• Yess I know thats also the fact. Please dont take my comments in wrong way. You have also helped me quite a lot of times in understanding concepts. I feel I had such thoughts because I was pissed with the fact that their is no single resource which will list all such related concepts in neat manner at one place. This becomes quite frustrating when you are expecting them to do that, especially when you are preparing for certain exam. Knowing things slowly over a period of time takes away precious time. I could have cleared certain exam far earlier if at least single such resource existed. – anir Jan 26 '19 at 16:10

In fact, a MST is a subset of the edges building a tree (thus without cycle) using the minimum edge weights. It has exactly N-1 edges for a N nodes graph.

It may exist several different MST for the same graph. For an unweighted graph, which is in other way a graph with weight 1 on every edges, the total weight of any spanning tree is N-1. Thus any spanning tree is a MST.

When you use BFS or DFS to explore a graph, you build an exploration tree, which is the shortest path tree for BFS. And if the graph is unweighted, you can say this tree is a MST, yes so 1. and 2. are true.

3. is true, MST and SPT are different. Just make BFS and DFS on a 3-clique (3 nodes connected to each other) to have an example.

4. is true but remember that "minimum" adds no information to any spanning tree of an unweighted graph. And also that a N nodes tree has exactly N-1 egdes.

Just putting Vince's answer in more structured manner:

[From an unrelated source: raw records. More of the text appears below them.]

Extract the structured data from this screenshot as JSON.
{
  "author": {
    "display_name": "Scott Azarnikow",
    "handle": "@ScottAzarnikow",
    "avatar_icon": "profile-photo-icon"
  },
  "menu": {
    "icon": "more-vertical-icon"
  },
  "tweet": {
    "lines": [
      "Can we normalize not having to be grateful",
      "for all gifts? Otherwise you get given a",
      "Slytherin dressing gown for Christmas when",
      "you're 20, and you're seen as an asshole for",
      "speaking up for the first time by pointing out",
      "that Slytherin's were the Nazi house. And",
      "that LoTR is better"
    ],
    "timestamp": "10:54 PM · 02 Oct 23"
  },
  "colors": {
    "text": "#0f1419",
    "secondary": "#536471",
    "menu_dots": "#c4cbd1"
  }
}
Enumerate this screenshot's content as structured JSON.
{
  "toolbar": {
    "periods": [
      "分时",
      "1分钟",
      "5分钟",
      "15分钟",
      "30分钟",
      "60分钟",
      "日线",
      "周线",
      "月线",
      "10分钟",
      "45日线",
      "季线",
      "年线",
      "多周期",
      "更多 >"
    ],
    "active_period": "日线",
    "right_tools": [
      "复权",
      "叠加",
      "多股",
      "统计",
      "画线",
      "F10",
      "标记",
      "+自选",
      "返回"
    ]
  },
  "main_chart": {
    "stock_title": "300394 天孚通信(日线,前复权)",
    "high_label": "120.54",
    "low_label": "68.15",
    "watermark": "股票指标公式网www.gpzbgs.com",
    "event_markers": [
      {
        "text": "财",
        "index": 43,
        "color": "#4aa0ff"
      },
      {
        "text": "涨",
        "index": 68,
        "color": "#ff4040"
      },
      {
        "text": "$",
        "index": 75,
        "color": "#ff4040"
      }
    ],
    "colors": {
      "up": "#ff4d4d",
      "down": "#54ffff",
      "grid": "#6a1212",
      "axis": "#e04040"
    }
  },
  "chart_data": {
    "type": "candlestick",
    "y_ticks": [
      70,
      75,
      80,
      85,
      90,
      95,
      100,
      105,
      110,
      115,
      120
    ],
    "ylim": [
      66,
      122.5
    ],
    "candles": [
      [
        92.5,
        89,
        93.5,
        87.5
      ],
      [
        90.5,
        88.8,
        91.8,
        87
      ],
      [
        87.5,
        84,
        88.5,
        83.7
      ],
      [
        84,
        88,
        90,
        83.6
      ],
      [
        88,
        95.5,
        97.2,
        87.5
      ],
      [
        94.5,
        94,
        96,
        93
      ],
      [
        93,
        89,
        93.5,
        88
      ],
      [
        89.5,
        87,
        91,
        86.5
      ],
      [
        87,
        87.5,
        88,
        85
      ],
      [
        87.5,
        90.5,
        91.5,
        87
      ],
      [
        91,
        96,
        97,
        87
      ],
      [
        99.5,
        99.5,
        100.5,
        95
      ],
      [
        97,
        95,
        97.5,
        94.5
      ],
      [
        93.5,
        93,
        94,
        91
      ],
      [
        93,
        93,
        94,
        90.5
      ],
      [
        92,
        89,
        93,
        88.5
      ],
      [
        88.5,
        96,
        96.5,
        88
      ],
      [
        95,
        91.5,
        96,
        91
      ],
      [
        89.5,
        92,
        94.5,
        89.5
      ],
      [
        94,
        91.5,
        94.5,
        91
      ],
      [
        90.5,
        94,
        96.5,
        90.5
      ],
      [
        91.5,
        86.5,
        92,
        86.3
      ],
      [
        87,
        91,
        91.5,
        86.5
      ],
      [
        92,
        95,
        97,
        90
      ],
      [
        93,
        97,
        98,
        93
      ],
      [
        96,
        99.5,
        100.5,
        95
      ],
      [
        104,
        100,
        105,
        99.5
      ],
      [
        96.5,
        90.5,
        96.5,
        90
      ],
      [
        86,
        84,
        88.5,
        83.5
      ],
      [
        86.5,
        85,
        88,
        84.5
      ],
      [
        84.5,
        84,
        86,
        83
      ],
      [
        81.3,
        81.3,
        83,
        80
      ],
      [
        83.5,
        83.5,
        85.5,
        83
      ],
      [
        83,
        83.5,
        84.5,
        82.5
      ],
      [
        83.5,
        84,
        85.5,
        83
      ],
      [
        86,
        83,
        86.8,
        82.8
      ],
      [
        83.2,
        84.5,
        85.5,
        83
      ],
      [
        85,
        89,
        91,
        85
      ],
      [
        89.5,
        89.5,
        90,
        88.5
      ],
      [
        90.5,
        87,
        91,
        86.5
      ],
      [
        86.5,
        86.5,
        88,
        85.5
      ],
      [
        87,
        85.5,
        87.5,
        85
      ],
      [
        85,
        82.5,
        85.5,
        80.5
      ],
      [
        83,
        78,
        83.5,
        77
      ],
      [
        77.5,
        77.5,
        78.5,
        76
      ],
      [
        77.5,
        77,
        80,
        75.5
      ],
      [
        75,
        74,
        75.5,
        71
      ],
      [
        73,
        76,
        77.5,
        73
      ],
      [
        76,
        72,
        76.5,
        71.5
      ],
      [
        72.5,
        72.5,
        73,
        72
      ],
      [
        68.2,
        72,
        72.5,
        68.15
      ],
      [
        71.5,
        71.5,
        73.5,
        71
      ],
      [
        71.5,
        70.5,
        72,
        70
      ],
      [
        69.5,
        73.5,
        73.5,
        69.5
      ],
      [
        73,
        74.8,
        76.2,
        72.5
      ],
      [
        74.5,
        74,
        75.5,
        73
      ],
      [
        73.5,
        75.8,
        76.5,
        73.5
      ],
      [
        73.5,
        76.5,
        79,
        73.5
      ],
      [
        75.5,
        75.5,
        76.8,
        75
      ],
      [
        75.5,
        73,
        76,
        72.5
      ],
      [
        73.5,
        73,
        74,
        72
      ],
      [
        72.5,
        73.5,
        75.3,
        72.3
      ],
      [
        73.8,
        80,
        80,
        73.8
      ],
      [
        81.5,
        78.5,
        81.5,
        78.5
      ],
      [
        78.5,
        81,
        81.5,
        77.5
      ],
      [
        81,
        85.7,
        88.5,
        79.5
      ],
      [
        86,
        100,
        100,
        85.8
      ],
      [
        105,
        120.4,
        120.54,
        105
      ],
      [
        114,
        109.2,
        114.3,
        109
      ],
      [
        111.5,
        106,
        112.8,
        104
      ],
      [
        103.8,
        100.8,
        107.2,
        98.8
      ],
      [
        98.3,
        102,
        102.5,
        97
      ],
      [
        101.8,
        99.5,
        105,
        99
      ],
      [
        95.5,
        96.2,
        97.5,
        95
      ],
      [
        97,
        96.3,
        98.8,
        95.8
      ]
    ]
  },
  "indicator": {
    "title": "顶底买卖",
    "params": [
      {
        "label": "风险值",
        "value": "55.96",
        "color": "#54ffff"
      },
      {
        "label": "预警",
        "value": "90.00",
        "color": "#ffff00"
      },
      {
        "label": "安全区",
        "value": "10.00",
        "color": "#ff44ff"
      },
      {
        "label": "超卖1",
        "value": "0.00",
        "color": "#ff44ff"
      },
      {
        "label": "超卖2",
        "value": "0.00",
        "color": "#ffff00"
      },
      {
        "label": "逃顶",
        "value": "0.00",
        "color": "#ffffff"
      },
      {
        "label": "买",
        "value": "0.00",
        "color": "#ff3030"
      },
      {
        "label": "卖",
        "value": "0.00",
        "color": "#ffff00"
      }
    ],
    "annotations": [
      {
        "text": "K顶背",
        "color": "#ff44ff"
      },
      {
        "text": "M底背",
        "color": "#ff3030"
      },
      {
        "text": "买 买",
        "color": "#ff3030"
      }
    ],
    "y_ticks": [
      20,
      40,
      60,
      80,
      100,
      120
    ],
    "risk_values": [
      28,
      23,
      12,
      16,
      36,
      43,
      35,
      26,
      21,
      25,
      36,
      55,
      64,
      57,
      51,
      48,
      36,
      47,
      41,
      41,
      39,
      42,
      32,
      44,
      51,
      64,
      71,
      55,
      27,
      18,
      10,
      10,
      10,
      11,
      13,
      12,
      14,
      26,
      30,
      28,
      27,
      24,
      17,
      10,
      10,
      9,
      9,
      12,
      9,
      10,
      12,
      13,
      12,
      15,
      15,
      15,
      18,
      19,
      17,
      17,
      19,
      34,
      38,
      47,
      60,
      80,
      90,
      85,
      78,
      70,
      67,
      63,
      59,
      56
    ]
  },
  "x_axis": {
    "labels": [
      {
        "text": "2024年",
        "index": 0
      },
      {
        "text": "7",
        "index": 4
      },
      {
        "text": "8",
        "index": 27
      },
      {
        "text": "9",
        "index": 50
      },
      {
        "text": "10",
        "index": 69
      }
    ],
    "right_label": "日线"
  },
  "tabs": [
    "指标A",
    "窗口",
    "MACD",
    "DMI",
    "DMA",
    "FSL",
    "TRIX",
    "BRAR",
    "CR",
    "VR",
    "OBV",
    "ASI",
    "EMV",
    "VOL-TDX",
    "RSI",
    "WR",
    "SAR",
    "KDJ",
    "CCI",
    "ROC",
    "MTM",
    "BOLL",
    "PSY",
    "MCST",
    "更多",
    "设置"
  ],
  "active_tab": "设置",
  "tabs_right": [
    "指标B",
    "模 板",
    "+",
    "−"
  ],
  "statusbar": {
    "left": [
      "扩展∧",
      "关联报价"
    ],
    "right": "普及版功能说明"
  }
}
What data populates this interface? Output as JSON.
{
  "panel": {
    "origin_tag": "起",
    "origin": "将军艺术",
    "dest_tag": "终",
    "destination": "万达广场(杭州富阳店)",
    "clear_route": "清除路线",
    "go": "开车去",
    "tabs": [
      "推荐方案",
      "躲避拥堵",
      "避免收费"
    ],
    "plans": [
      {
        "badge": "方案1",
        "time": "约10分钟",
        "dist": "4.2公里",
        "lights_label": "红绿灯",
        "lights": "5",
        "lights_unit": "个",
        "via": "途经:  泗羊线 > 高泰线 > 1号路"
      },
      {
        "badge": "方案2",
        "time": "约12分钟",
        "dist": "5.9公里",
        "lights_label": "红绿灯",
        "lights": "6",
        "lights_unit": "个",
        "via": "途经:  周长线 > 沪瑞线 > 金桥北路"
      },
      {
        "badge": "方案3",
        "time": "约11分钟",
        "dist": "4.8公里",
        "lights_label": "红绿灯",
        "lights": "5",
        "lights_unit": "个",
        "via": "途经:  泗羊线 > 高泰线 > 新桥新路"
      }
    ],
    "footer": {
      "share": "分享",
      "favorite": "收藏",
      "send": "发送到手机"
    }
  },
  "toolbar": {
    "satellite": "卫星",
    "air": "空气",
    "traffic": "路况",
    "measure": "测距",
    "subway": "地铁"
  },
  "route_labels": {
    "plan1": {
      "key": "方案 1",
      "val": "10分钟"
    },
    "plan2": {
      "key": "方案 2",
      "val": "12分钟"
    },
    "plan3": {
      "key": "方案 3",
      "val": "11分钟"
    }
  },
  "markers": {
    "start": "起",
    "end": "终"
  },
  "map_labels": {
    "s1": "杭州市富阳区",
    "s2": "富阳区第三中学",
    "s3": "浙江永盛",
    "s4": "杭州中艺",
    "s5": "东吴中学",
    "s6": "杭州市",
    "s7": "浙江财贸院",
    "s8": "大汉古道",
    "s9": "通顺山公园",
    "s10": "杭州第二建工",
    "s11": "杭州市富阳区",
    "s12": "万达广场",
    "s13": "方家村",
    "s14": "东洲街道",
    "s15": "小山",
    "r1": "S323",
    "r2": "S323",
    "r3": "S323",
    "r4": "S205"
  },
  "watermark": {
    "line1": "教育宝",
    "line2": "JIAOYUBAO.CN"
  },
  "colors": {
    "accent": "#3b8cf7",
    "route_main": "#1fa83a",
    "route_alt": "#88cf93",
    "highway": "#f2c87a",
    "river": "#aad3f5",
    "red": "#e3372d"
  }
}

• (Q4) SPT and MST, both being trees, they have same number of edges for unweighted graph, i.e. $$n-1$$
• (Q1,2) Thus, as long as we have a tree connecting all vertices and thus having n-1 edges, we are ending up with MST, whatever the procedure is followed.
• (Q3) In unweighted graph, SPT will be a MST (as both have same total weight, and total weight is the only constraint put by MST), but reverse is not true (as SPT requires distance from source vertex to every other vertex to be minimum, which is not considered by MST), which can be seen from 3-clique:

• (Q1,2) As can be seen from above, BFS gives SPT which also happen to be MST. But DFS gives MST which may not be a SPT.